Tag Archives: macromolecular phase separation

Neuroscience can no longer ignore phase separation

As a budding organic chemist, I always found physical chemistry rather dull, particularly phase diagrams. Organic reactions give you a very clear and intuitive picture of energy and entropy without the math.

In past few years cell biology has been finding phase changes everywhere. Now it comes to neuroscience as the synaptic active zone (where vesicles are released) is an example of a phase change (macromolecular condensation, liquid liquid phase separation, biomolecular condensates — it goes by a lot of names as the field is new). If you are new to the field, have a look at an excerpt from an earlier post before proceeding further — it is to be found after the ****

Although the work [ Nature vol. 588 pp. 454 – 458 ’20 ] was done in C. elegans with proteins SYD2 (aka liprinAlpha) and ELKS1, humans have similar proteins.

Phase separation accounts for a variety of cellular organelles not surrounded by membranes. The best known example is the nucleolus, but others include Cajal bodies, ProMyelocytic Leukemia Bodies (PML bodies), gemline P granules, processing bodies, stress granules.

These nonmembranous organelles have 3 properties in common

l. They arise as a phase separation from the surrounding milieu

2. They remain in a liquid state, but with properties distinct from those in the surrounding cellular material

3. They are dynamic. Proteins move in and out of them in seconds (rather than minutes, hours or longer as is typical for stable complexes.

They are usually made of proteins and RNA, and proteins in them usually have low complexity sequences (one example contains 60 amino acids of which 45 are one of alanine, serine, proline and arginine)
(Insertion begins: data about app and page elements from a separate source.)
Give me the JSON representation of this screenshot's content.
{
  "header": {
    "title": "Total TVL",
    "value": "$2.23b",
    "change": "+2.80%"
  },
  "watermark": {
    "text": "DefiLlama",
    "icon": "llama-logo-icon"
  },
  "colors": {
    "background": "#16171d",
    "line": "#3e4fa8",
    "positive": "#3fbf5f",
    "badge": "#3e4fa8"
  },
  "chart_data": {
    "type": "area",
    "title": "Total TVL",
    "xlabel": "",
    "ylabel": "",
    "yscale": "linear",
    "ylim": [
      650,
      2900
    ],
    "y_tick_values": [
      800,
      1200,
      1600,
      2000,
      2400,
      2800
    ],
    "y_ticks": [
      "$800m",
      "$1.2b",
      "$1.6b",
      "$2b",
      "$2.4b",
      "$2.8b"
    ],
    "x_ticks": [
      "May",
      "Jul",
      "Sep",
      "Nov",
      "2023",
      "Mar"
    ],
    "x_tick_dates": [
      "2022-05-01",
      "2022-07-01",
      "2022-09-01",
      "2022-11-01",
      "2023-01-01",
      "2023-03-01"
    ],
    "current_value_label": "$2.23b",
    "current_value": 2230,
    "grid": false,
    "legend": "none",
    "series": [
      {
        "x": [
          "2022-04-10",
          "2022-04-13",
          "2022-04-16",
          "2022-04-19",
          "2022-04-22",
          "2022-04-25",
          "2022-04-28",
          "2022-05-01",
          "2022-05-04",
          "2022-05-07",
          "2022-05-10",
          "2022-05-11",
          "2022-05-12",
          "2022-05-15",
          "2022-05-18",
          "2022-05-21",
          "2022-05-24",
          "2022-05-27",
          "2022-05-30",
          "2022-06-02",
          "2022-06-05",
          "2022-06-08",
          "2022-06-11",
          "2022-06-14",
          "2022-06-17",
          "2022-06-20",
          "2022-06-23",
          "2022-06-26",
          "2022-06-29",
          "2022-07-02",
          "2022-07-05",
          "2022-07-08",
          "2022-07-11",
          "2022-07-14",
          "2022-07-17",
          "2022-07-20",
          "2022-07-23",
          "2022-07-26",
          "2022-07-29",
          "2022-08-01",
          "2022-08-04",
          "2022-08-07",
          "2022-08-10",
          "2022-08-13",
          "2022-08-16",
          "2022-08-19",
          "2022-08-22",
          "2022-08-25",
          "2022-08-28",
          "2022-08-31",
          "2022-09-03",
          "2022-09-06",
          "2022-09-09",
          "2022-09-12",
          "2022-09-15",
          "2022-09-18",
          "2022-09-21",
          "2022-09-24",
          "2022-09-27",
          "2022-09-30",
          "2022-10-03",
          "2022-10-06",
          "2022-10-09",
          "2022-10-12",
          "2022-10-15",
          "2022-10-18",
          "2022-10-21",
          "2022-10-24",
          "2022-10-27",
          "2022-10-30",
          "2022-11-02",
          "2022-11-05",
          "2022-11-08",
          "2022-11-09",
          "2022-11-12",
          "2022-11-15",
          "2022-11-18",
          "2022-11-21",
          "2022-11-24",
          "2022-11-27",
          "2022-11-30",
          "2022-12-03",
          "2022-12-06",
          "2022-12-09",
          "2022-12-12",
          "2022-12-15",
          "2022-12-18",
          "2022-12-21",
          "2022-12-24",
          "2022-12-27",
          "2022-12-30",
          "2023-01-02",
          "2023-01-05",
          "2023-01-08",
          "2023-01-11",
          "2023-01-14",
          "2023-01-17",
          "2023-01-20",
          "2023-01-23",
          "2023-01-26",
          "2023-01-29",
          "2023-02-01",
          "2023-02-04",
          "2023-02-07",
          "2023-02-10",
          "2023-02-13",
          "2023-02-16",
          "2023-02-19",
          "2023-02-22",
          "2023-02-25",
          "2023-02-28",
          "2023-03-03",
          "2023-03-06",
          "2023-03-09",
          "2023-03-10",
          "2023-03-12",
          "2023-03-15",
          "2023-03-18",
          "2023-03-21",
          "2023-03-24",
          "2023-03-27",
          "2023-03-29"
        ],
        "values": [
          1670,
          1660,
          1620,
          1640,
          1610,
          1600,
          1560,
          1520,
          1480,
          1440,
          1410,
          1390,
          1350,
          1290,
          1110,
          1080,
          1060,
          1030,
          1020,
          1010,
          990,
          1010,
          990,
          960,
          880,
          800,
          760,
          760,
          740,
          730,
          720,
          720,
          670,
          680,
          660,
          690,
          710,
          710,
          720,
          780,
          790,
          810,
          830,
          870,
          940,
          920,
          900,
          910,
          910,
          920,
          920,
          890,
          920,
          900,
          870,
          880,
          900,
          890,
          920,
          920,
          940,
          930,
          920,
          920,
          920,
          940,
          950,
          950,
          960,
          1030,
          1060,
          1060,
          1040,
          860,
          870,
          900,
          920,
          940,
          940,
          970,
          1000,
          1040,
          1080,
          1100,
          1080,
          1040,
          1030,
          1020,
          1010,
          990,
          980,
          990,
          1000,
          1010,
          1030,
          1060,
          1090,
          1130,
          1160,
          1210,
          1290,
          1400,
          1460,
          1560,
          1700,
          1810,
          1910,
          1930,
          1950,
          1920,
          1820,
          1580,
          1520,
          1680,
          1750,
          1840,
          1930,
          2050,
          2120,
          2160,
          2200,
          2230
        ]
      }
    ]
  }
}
Back to the synaptic active zone. The ELKS1 and SYD2 both have phase separation regions (which aren’t of low complexity but they both have lots of amino acids capable of making pi pi contacts). They undergo phase separation during an early stage of synapse development. Later they solidify and bind other proteins found in the active presynaptic zone. You can make mutant ELKS1 and SYD2 lacking the low complexity regions, but the synapses they form are abnormal.

The liquid phase scaffold formed by SYD2 and ELK1 can be reconstituted in vitro. It binds and incorporates downstream synaptic components. Both proteins are large (SYD2 has 1,139 amino acids, ELKS1 has 836).

What is remarkable is that you can take a phase separation motif from human proteins (FUS which when mutated can cause ALS, or from hnRNPA2) put them into SYD2 and ELK1 mutants lacking their low complexity region and have the proteins form a normal presynaptic active zone.

This is remarkable and exciting stuff


Advances in cellular biology have largely come from chemistry.  Think DNA and protein structure, enzyme analysis.  However, cell biology is now beginning to return the favor and instruct chemistry by giving it new objects to study. Think phase transitions in the cell, liquid liquid phase separation, liquid droplets, and many other names (the field is in flux) as chemists begin to explore them.  Unlike most chemical objects, they are big, or they wouldn’t have been visible microscopically, so they contain many, many more molecules than chemists are used to dealing with.

These objects do not have any sort of definite stiochiometry and are made of RNA and the proteins which bind them (and sometimes DNA).  They go by any number of names (processing bodies, stress granules, nuclear speckles, Cajal bodies, Promyelocytic leukemia bodies, germline P granules.  Recent work has shown that DNA may be compacted similarly using the linker histone [ PNAS vol.  115 pp.11964 – 11969 ’18 ]

The objects are defined essentially by looking at them.  By golly they look like liquid drops, and they fuse and separate just like drops of water.  Once this is done they are analyzed chemically to see what’s in them.  I don’t think theory can predict them now, and they were never predicted a priori as far as I know.

No chemist in their right mind would have made them to study.  For one thing they contain tens to hundreds of different molecules.  Imagine trying to get a grant to see what would happen if you threw that many different RNAs and proteins together in varying concentrations.  Physicists have worked for years on phase transitions (but usually with a single molecule — think water).  So have chemists — think crystallization.

Proteins move in and out of these bodies in seconds.  Proteins found in them do have low complexity of amino acids (mostly made of only a few of the 20), and unlike enzymes, their sequences are intrinsically disordered, so forget the key and lock and induced fit concepts for enzymes.

Are they a new form of matter?  Is there any limit to how big they can be?  Are the pathologic precipitates of neurologic disease (neurofibrillary tangles, senile plaques, Lewy bodies) similar.  There certainly are plenty of distinct proteins in the senile plaque, but they don’t look like liquid droplets.

It’s a fascinating field to study.  Although made of organic molecules, there seems to be little for the organic chemist to say, since the interactions aren’t covalent.  Time for physical chemists and polymer chemists to step up to the plate.